Another military exercise with the South, more threats from the North.
The U.S. and South Korea recently began one of their annual joint military exercises, and even though both countries have insisted their militaries will only practice defensive maneuvers, North Korea has called the drills a rehearsal for an invasion.
On Monday, North Korea also threatened to fire nuclear missiles.
These military exercises happen every year. And it may seem like North Korea's defensive aggression is routine, but a new study has found the military exercises themselves have no effect on North Korea's response.
Using data from 2005 to 2016, researchers found that how good or bad diplomatic relations between North Korea and the U.S. are one to two months before the drills correlates much better with how North Korea responds.
The only caveat to this is who was in charge of the North. While recent years still show more positive response to the drills when North Korean and U.S. relations are good, researchers say North Korea's current leader, Kim Jong-un, is more likely than his father was to respond with hostile acts.
From 2005 to 2008, under Kim Jong-il, North Korea committed an average of 2.5 aggressive acts each year. Once Kim Jong-un came to power, there's been an average of 8.9 provocations (such as missile and nuclear tests) each year.
North Korea's response to the current military exercise could be affected by an upcoming missile defense system in South Korea, which the U.S. announced last month.

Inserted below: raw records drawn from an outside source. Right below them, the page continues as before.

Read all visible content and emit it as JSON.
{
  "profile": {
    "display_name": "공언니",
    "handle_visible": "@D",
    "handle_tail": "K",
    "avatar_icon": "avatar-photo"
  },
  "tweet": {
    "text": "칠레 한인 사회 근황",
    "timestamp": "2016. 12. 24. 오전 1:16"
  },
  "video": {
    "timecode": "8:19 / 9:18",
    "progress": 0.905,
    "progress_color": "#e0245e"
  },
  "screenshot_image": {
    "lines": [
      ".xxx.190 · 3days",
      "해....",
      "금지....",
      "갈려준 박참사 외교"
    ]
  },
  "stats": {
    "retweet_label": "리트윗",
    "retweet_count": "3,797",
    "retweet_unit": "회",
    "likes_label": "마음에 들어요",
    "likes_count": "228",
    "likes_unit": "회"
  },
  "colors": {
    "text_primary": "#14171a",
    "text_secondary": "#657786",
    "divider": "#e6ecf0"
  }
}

Roughly two weeks after that announcement, North Korea broke U.N. sanctions and fired three test missiles.